The answer should consist of each line from the data below that includes "title".

[Dataset records]
⟨
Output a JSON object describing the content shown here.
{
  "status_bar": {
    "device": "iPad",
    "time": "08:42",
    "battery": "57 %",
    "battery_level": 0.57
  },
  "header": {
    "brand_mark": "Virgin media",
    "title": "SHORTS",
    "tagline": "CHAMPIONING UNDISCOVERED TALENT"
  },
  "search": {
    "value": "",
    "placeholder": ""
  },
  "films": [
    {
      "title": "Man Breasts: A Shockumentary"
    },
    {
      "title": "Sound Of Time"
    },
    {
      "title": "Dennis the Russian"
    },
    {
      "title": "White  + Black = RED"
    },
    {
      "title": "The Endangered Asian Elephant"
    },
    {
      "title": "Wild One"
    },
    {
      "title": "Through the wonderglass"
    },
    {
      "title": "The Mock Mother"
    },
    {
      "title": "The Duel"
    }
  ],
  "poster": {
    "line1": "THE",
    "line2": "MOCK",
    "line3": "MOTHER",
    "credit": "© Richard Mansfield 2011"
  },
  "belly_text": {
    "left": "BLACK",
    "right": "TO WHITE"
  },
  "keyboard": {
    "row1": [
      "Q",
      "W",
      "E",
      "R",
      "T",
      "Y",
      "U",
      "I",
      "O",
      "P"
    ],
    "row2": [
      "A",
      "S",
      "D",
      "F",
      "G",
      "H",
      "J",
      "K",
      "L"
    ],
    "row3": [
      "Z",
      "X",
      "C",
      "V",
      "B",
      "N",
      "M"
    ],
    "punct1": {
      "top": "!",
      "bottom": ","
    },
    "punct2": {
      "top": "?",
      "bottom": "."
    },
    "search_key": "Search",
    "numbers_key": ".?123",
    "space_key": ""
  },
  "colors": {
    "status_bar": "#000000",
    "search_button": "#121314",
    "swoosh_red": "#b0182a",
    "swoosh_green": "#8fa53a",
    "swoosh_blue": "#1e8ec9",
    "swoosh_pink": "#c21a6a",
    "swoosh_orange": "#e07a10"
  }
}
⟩
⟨
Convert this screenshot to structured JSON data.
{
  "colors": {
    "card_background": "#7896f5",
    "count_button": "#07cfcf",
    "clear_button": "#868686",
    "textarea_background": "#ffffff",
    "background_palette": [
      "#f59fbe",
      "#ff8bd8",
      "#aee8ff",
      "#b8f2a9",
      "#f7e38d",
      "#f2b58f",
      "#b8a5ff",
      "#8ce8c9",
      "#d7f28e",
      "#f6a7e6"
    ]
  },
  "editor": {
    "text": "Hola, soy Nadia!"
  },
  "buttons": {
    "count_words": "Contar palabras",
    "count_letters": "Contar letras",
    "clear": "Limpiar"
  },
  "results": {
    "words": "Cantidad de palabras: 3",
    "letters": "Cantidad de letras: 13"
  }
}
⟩
> [Response below]
    "title": "SHORTS",
      "title": "Man Breasts: A Shockumentary"
      "title": "Sound Of Time"
      "title": "Dennis the Russian"
      "title": "White  + Black = RED"
      "title": "The Endangered Asian Elephant"
      "title": "Wild One"
      "title": "Through the wonderglass"
      "title": "The Mock Mother"
      "title": "The Duel"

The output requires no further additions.